(Entries taken from a collection)
● ● ● ● ●
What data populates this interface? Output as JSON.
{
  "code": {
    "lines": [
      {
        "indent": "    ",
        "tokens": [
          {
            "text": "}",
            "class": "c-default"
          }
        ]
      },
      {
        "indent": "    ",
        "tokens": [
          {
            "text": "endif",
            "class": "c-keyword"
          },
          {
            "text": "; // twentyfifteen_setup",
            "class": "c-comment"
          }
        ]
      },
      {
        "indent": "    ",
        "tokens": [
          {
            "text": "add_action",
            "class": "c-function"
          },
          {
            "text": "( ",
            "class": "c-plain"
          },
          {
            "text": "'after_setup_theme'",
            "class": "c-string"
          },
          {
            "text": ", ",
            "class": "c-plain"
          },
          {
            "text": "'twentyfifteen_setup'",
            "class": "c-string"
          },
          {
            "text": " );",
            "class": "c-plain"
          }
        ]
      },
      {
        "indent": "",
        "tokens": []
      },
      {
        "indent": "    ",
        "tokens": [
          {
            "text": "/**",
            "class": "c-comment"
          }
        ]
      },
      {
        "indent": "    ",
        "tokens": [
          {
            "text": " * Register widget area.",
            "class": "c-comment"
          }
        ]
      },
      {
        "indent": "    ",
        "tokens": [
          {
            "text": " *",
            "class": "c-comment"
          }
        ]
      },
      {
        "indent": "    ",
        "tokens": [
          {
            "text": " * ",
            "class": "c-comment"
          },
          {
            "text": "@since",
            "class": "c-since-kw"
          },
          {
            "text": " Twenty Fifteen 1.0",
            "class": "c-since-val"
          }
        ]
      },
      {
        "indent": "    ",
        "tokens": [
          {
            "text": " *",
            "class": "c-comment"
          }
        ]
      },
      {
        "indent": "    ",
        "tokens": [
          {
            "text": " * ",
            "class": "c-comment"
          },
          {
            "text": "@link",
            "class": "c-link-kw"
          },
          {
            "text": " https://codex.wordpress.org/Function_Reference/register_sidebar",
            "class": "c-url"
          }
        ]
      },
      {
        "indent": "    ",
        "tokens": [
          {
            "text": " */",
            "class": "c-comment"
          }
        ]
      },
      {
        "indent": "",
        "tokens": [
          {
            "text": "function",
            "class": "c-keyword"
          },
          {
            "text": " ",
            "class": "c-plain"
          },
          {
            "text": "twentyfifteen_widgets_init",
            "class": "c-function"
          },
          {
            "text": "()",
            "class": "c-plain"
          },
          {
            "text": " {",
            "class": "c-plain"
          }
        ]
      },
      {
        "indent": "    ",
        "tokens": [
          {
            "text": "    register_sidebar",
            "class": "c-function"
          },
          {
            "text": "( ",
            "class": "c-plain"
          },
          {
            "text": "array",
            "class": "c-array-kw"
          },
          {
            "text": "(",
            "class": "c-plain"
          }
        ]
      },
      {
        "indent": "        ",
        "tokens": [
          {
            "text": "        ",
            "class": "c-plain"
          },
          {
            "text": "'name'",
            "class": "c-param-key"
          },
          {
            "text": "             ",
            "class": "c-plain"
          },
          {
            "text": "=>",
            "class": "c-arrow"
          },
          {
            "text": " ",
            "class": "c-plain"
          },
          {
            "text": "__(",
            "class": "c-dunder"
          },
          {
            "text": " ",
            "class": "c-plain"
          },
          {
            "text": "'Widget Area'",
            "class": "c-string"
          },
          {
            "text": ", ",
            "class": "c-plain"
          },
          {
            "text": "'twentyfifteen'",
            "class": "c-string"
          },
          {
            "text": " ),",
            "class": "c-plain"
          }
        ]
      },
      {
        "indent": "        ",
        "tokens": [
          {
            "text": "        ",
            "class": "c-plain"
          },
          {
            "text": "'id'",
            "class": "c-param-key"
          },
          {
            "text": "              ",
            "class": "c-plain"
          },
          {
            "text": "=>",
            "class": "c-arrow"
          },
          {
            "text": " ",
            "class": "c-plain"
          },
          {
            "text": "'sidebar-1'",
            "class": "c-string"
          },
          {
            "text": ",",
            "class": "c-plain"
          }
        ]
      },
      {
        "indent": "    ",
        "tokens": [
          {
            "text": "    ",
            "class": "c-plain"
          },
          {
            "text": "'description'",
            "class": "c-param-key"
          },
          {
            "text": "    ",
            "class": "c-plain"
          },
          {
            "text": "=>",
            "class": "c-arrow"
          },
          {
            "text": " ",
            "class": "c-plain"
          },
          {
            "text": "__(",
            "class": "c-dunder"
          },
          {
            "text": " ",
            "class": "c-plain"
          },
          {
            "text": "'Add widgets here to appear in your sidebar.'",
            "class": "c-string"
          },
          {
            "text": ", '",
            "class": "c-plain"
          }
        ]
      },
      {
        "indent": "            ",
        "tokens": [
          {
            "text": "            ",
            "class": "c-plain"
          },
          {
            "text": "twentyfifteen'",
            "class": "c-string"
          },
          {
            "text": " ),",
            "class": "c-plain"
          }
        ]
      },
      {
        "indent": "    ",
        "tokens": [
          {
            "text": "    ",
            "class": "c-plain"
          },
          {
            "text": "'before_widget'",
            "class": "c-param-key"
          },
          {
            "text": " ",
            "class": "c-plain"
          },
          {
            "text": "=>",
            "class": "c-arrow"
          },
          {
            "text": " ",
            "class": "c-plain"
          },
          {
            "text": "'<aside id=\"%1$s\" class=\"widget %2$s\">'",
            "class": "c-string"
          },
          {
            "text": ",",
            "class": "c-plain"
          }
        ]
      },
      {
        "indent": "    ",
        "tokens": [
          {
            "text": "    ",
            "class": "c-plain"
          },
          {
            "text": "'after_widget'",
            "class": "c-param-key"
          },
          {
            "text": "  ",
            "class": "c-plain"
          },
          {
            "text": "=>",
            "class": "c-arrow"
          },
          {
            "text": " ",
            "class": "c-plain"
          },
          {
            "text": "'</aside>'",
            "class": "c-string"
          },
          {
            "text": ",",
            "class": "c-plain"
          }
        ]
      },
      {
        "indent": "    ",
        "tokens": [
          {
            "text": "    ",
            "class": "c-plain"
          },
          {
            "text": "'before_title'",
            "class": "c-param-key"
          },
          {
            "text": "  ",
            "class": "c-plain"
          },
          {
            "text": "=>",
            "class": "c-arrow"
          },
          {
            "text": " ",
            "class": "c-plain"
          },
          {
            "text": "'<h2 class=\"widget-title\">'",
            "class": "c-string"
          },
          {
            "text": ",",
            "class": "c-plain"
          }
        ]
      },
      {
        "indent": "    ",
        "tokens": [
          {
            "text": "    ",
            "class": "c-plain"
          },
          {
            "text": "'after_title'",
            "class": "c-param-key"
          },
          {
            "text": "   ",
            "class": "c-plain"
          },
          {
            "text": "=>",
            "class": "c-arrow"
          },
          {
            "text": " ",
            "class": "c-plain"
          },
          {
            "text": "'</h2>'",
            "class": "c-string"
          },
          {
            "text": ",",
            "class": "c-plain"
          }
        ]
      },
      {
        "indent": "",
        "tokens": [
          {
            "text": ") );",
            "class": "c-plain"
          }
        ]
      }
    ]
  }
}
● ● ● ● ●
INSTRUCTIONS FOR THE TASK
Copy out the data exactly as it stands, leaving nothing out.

SOLUTION TO THE PROBLEM
What data populates this interface? Output as JSON.
{
  "code": {
    "lines": [
      {
        "indent": "    ",
        "tokens": [
          {
            "text": "}",
            "class": "c-default"
          }
        ]
      },
      {
        "indent": "    ",
        "tokens": [
          {
            "text": "endif",
            "class": "c-keyword"
          },
          {
            "text": "; // twentyfifteen_setup",
            "class": "c-comment"
          }
        ]
      },
      {
        "indent": "    ",
        "tokens": [
          {
            "text": "add_action",
            "class": "c-function"
          },
          {
            "text": "( ",
            "class": "c-plain"
          },
          {
            "text": "'after_setup_theme'",
            "class": "c-string"
          },
          {
            "text": ", ",
            "class": "c-plain"
          },
          {
            "text": "'twentyfifteen_setup'",
            "class": "c-string"
          },
          {
            "text": " );",
            "class": "c-plain"
          }
        ]
      },
      {
        "indent": "",
        "tokens": []
      },
      {
        "indent": "    ",
        "tokens": [
          {
            "text": "/**",
            "class": "c-comment"
          }
        ]
      },
      {
        "indent": "    ",
        "tokens": [
          {
            "text": " * Register widget area.",
            "class": "c-comment"
          }
        ]
      },
      {
        "indent": "    ",
        "tokens": [
          {
            "text": " *",
            "class": "c-comment"
          }
        ]
      },
      {
        "indent": "    ",
        "tokens": [
          {
            "text": " * ",
            "class": "c-comment"
          },
          {
            "text": "@since",
            "class": "c-since-kw"
          },
          {
            "text": " Twenty Fifteen 1.0",
            "class": "c-since-val"
          }
        ]
      },
      {
        "indent": "    ",
        "tokens": [
          {
            "text": " *",
            "class": "c-comment"
          }
        ]
      },
      {
        "indent": "    ",
        "tokens": [
          {
            "text": " * ",
            "class": "c-comment"
          },
          {
            "text": "@link",
            "class": "c-link-kw"
          },
          {
            "text": " https://codex.wordpress.org/Function_Reference/register_sidebar",
            "class": "c-url"
          }
        ]
      },
      {
        "indent": "    ",
        "tokens": [
          {
            "text": " */",
            "class": "c-comment"
          }
        ]
      },
      {
        "indent": "",
        "tokens": [
          {
            "text": "function",
            "class": "c-keyword"
          },
          {
            "text": " ",
            "class": "c-plain"
          },
          {
            "text": "twentyfifteen_widgets_init",
            "class": "c-function"
          },
          {
            "text": "()",
            "class": "c-plain"
          },
          {
            "text": " {",
            "class": "c-plain"
          }
        ]
      },
      {
        "indent": "    ",
        "tokens": [
          {
            "text": "    register_sidebar",
            "class": "c-function"
          },
          {
            "text": "( ",
            "class": "c-plain"
          },
          {
            "text": "array",
            "class": "c-array-kw"
          },
          {
            "text": "(",
            "class": "c-plain"
          }
        ]
      },
      {
        "indent": "        ",
        "tokens": [
          {
            "text": "        ",
            "class": "c-plain"
          },
          {
            "text": "'name'",
            "class": "c-param-key"
          },
          {
            "text": "             ",
            "class": "c-plain"
          },
          {
            "text": "=>",
            "class": "c-arrow"
          },
          {
            "text": " ",
            "class": "c-plain"
          },
          {
            "text": "__(",
            "class": "c-dunder"
          },
          {
            "text": " ",
            "class": "c-plain"
          },
          {
            "text": "'Widget Area'",
            "class": "c-string"
          },
          {
            "text": ", ",
            "class": "c-plain"
          },
          {
            "text": "'twentyfifteen'",
            "class": "c-string"
          },
          {
            "text": " ),",
            "class": "c-plain"
          }
        ]
      },
      {
        "indent": "        ",
        "tokens": [
          {
            "text": "        ",
            "class": "c-plain"
          },
          {
            "text": "'id'",
            "class": "c-param-key"
          },
          {
            "text": "              ",
            "class": "c-plain"
          },
          {
            "text": "=>",
            "class": "c-arrow"
          },
          {
            "text": " ",
            "class": "c-plain"
          },
          {
            "text": "'sidebar-1'",
            "class": "c-string"
          },
          {
            "text": ",",
            "class": "c-plain"
          }
        ]
      },
      {
        "indent": "    ",
        "tokens": [
          {
            "text": "    ",
            "class": "c-plain"
          },
          {
            "text": "'description'",
            "class": "c-param-key"
          },
          {
            "text": "    ",
            "class": "c-plain"
          },
          {
            "text": "=>",
            "class": "c-arrow"
          },
          {
            "text": " ",
            "class": "c-plain"
          },
          {
            "text": "__(",
            "class": "c-dunder"
          },
          {
            "text": " ",
            "class": "c-plain"
          },
          {
            "text": "'Add widgets here to appear in your sidebar.'",
            "class": "c-string"
          },
          {
            "text": ", '",
            "class": "c-plain"
          }
        ]
      },
      {
        "indent": "            ",
        "tokens": [
          {
            "text": "            ",
            "class": "c-plain"
          },
          {
            "text": "twentyfifteen'",
            "class": "c-string"
          },
          {
            "text": " ),",
            "class": "c-plain"
          }
        ]
      },
      {
        "indent": "    ",
        "tokens": [
          {
            "text": "    ",
            "class": "c-plain"
          },
          {
            "text": "'before_widget'",
            "class": "c-param-key"
          },
          {
            "text": " ",
            "class": "c-plain"
          },
          {
            "text": "=>",
            "class": "c-arrow"
          },
          {
            "text": " ",
            "class": "c-plain"
          },
          {
            "text": "'<aside id=\"%1$s\" class=\"widget %2$s\">'",
            "class": "c-string"
          },
          {
            "text": ",",
            "class": "c-plain"
          }
        ]
      },
      {
        "indent": "    ",
        "tokens": [
          {
            "text": "    ",
            "class": "c-plain"
          },
          {
            "text": "'after_widget'",
            "class": "c-param-key"
          },
          {
            "text": "  ",
            "class": "c-plain"
          },
          {
            "text": "=>",
            "class": "c-arrow"
          },
          {
            "text": " ",
            "class": "c-plain"
          },
          {
            "text": "'</aside>'",
            "class": "c-string"
          },
          {
            "text": ",",
            "class": "c-plain"
          }
        ]
      },
      {
        "indent": "    ",
        "tokens": [
          {
            "text": "    ",
            "class": "c-plain"
          },
          {
            "text": "'before_title'",
            "class": "c-param-key"
          },
          {
            "text": "  ",
            "class": "c-plain"
          },
          {
            "text": "=>",
            "class": "c-arrow"
          },
          {
            "text": " ",
            "class": "c-plain"
          },
          {
            "text": "'<h2 class=\"widget-title\">'",
            "class": "c-string"
          },
          {
            "text": ",",
            "class": "c-plain"
          }
        ]
      },
      {
        "indent": "    ",
        "tokens": [
          {
            "text": "    ",
            "class": "c-plain"
          },
          {
            "text": "'after_title'",
            "class": "c-param-key"
          },
          {
            "text": "   ",
            "class": "c-plain"
          },
          {
            "text": "=>",
            "class": "c-arrow"
          },
          {
            "text": " ",
            "class": "c-plain"
          },
          {
            "text": "'</h2>'",
            "class": "c-string"
          },
          {
            "text": ",",
            "class": "c-plain"
          }
        ]
      },
      {
        "indent": "",
        "tokens": [
          {
            "text": ") );",
            "class": "c-plain"
          }
        ]
      }
    ]
  }
}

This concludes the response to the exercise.